Using SQLCLR on SQL Server 2012, 2014, or 2016? Jealous of the "fun" those on SQL 2017 are having with "CLR strict security"? Come see how you can join the party ūüėľ

SQLCLR vs. SQL Server 2017, Part 6: ‚ÄúTrusted Assemblies‚ÄĚ ‚Äď Whitelisted Assemblies can’t do Module Signing

"Trusted Assemblies", a new feature starting in SQL Server 2017, is a means of whitelisting Assemblies that one feels pose no threat, and can be created (and used) without needing to be a) signed and b) have a corresponding signature-based Login that has been granted the UNSAFE ASSEMBLY permission. In Part 4 of this series… Continue reading SQLCLR vs. SQL Server 2017, Part 6: ‚ÄúTrusted Assemblies‚ÄĚ ‚Äď Whitelisted Assemblies can’t do Module Signing

SQLCLR vs. SQL Server 2017, Part 5: ‚ÄúTrusted Assemblies‚ÄĚ – Valid Use Cases?

In the previous post in this series on SQLCLR in SQL Server 2017 — Part 4: ‚ÄúTrusted Assemblies‚ÄĚ — The Disappointment ‚ÄĒ we looked at what the "Trusted Assemblies" feature is, what it meant to do, the problems with it, and what the better and more appropriate approach is. "Trusted Assemblies" is a simple mechanism… Continue reading SQLCLR vs. SQL Server 2017, Part 5: ‚ÄúTrusted Assemblies‚ÄĚ – Valid Use Cases?

SQLCLR vs. SQL Server 2017, Part 4: ‚ÄúTrusted Assemblies‚ÄĚ – The Disappointment

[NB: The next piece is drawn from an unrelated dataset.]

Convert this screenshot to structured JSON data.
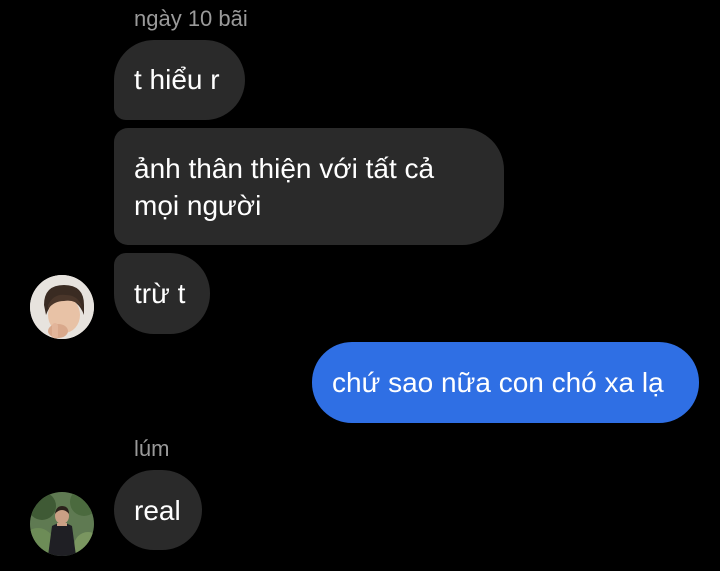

"Trusted Assemblies", introduced in RC1 of SQL Server 2017, seems like a reasonable fix for one, if not two, problems resulting from the new "CLR strict security" setting. But are there any problems with it? And even if not (don't worry, there are), might there be a better approach? Perhaps something simple that was overlooked?